In a historic decision that has cheered environmentalists across the nation, the United States government has refused to renew the licence of a large river dam in Maine and ordered it to be destroyed to make way for spawning fish.

It marks the first time in US history that federal authorities have opted to dismantle a functioning hydro-electric dam in favour of returning rivers to species of fish.

The implications for the hydro-electric industry nation-wide could be considerable. There are more than 500 other dams up for relicensing in the US; many are in the Pacific North-west and have been objects of campaigns by environmentalists.

The 900-foot-long Edwards Dam, outside the city of Augusta, in southern Maine, is 160 years old. The Federal Energy Regulatory Commission ruled that it should be removed to open a 19-mile stretch of the Kennebec River for salmon, bass and sturgeon entering from the ocean in search of spawning grounds.

"I think people are beginning to realise that a dam is not necessarily a permanent feature of the landscape," commented Alexander Hoar, a director at the US Fish and Wildlife Service.
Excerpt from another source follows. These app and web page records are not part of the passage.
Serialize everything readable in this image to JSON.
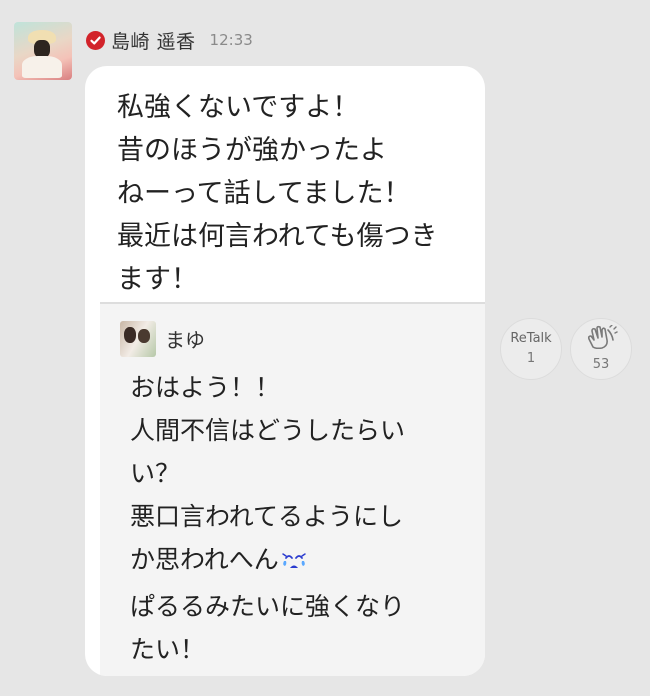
{
  "post": {
    "author": "島崎 遥香",
    "time": "12:33",
    "text": "私強くないですよ！\n昔のほうが強かったよ\nねーって話してました！\n最近は何言われても傷つき\nます！",
    "quote": {
      "author": "まゆ",
      "text_main": "おはよう！！\n人間不信はどうしたらい\nい？\n悪口言われてるようにし\nか思われへん",
      "emoji": "crying-face-emoji",
      "text_end": "ぱるるみたいに強くなり\nたい！"
    }
  },
  "actions": {
    "retalk_label": "ReTalk",
    "retalk_count": "1",
    "clap_count": "53"
  },
  "colors": {
    "background": "#e6e6e6",
    "verified_badge": "#d2232a",
    "bubble": "#ffffff",
    "quote_bg": "#f4f4f4"
  }
}
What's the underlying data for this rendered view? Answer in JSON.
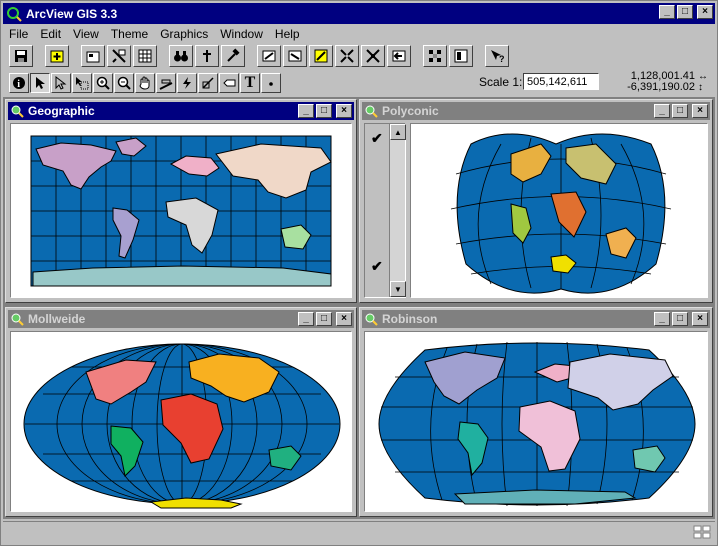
{
  "app": {
    "title": "ArcView GIS 3.3",
    "min": "_",
    "max": "□",
    "close": "×"
  },
  "menus": [
    "File",
    "Edit",
    "View",
    "Theme",
    "Graphics",
    "Window",
    "Help"
  ],
  "scale": {
    "label": "Scale 1:",
    "value": "505,142,611"
  },
  "coords": {
    "x": "1,128,001.41",
    "y": "-6,391,190.02",
    "arrow_x": "↔",
    "arrow_y": "↕"
  },
  "views": {
    "geographic": {
      "title": "Geographic"
    },
    "polyconic": {
      "title": "Polyconic"
    },
    "mollweide": {
      "title": "Mollweide"
    },
    "robinson": {
      "title": "Robinson"
    }
  },
  "toc": {
    "check1": "✔",
    "check2": "✔",
    "up": "▲",
    "down": "▼"
  },
  "tools": {
    "identify": "i",
    "text": "T"
  },
  "colors": {
    "ocean": "#0a6ab0",
    "titlebar": "#000080"
  }
}
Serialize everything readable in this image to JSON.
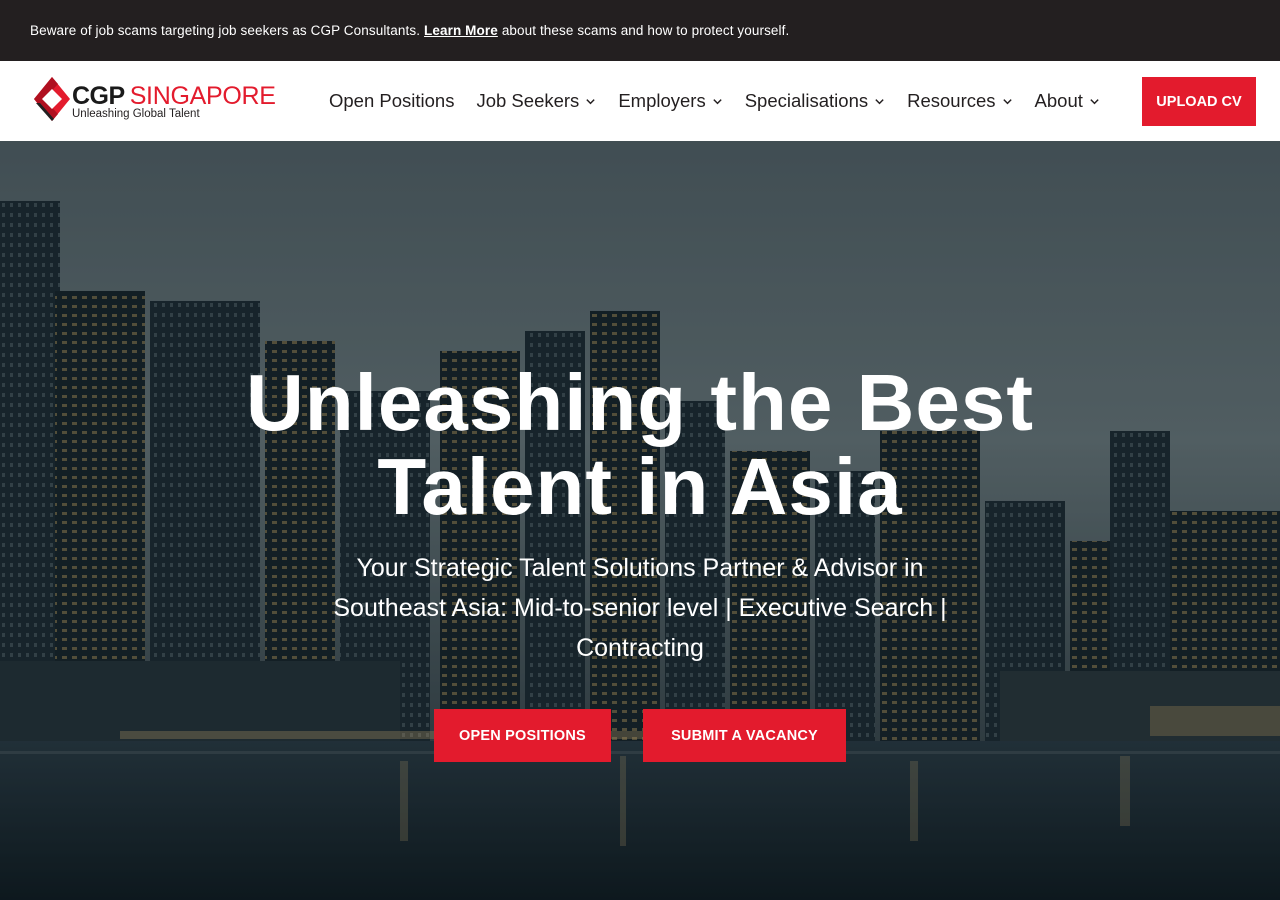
{
  "alert": {
    "text_before": "Beware of job scams targeting job seekers as CGP Consultants.",
    "link_text": "Learn More",
    "text_after": "about these scams and how to protect yourself."
  },
  "logo": {
    "brand": "CGP",
    "region": "SINGAPORE",
    "tagline": "Unleashing Global Talent",
    "icon": "cgp-diamond-logo-icon"
  },
  "nav": {
    "items": [
      {
        "label": "Open Positions",
        "has_dropdown": false
      },
      {
        "label": "Job Seekers",
        "has_dropdown": true
      },
      {
        "label": "Employers",
        "has_dropdown": true
      },
      {
        "label": "Specialisations",
        "has_dropdown": true
      },
      {
        "label": "Resources",
        "has_dropdown": true
      },
      {
        "label": "About",
        "has_dropdown": true
      }
    ],
    "dropdown_icon": "chevron-down-icon",
    "cta_label": "UPLOAD CV"
  },
  "hero": {
    "title_line1": "Unleashing the Best",
    "title_line2": "Talent in Asia",
    "subtitle": "Your Strategic Talent Solutions Partner & Advisor in Southeast Asia: Mid-to-senior level | Executive Search | Contracting",
    "buttons": {
      "open_positions": "OPEN POSITIONS",
      "submit_vacancy": "SUBMIT A VACANCY"
    },
    "background": "singapore-skyline-at-dusk"
  },
  "colors": {
    "accent": "#e31b2d",
    "alert_bg": "#231f20",
    "header_bg": "#ffffff",
    "nav_text": "#231f20"
  }
}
The owners of the dam, which provides only 1 percent of Maine's electricity supply, have one year to come forward with a plan for the structure's demolition. However, they are almost certain to appeal against the order.